Task to complete:
Among the records below, find each line containing the word "Model" and copy it.
BEGIN Supplied records
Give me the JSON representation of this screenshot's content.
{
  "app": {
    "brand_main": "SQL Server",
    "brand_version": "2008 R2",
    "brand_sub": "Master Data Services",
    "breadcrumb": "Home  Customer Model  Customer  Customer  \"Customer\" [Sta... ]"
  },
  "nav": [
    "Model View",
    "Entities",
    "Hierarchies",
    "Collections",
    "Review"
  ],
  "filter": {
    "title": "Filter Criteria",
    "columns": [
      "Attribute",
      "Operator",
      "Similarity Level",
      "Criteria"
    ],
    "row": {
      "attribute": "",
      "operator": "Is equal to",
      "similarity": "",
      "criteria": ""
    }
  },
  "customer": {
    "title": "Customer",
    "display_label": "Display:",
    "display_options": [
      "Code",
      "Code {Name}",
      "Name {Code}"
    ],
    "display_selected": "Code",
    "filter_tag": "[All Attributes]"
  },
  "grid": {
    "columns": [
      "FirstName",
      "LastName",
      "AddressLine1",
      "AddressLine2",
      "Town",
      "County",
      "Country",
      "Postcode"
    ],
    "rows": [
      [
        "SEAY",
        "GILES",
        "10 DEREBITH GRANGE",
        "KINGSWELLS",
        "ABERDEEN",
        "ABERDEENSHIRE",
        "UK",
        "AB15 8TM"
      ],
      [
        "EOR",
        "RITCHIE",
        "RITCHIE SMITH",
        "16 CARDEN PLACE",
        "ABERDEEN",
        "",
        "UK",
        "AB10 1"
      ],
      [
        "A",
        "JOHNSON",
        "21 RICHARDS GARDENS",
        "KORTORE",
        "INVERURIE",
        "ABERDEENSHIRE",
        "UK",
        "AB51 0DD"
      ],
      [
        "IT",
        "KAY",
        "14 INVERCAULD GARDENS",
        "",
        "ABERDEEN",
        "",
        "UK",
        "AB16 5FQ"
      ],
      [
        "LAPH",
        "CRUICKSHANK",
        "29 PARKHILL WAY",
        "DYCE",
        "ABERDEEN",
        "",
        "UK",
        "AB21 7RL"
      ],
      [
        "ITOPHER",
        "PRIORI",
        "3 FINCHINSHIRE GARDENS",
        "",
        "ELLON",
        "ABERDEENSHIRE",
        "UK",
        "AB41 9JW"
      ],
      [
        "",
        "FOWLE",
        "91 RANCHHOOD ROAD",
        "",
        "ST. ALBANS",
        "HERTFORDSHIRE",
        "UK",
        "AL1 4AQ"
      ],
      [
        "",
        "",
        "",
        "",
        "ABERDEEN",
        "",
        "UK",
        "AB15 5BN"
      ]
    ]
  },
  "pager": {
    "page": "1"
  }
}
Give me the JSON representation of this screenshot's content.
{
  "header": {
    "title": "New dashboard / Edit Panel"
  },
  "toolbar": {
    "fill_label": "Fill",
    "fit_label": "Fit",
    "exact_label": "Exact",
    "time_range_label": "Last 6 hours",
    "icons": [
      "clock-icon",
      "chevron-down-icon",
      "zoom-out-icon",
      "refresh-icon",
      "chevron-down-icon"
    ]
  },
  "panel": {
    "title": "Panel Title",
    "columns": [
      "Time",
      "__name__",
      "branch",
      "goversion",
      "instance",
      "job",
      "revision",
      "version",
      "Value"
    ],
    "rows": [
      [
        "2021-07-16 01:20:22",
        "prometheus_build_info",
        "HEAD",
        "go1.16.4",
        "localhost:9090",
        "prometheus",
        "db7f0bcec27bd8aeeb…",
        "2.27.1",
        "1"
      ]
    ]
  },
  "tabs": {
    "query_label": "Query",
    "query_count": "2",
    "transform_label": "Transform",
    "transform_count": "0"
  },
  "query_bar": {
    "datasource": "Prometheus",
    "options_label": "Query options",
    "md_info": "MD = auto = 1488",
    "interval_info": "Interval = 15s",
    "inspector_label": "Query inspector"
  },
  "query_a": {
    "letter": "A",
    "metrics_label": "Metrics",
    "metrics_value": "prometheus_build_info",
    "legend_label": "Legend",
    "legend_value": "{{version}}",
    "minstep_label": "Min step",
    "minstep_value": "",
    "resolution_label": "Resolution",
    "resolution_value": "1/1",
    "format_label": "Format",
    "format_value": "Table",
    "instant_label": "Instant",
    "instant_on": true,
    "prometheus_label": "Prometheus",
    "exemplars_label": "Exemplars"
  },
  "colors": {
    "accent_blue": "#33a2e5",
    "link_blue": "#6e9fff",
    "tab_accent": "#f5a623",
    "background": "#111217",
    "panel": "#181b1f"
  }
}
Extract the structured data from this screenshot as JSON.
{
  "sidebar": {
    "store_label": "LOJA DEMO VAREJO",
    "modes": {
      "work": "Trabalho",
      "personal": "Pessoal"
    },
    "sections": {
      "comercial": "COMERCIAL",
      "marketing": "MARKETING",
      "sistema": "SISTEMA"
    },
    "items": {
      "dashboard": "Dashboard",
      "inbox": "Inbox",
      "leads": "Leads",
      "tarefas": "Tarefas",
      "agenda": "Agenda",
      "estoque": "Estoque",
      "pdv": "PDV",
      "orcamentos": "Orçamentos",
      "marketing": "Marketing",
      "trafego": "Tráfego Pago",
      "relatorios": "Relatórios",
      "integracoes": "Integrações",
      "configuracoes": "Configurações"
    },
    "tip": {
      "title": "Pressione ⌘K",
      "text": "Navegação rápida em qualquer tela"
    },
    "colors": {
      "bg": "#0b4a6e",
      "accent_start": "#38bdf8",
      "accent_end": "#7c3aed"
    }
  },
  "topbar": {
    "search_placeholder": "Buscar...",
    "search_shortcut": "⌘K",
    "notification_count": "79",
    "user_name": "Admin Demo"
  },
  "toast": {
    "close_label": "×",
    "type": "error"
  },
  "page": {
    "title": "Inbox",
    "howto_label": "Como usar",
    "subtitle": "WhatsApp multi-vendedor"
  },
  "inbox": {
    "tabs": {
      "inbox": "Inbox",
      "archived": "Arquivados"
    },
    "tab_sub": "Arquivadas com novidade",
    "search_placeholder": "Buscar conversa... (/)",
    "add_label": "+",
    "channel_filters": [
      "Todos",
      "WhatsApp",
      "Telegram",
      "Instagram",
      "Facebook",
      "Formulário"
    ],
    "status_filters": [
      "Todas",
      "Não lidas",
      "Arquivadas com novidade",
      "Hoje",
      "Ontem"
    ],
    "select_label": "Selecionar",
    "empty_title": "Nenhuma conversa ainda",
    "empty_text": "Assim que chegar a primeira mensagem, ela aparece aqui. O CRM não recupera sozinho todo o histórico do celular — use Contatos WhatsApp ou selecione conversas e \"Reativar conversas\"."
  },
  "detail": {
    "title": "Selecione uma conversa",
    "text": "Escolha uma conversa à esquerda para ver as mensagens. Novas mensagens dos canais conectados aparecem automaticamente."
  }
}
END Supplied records
Result for this exercise:
    "breadcrumb": "Home  Customer Model  Customer  Customer  \"Customer\" [Sta... ]"
    "Model View",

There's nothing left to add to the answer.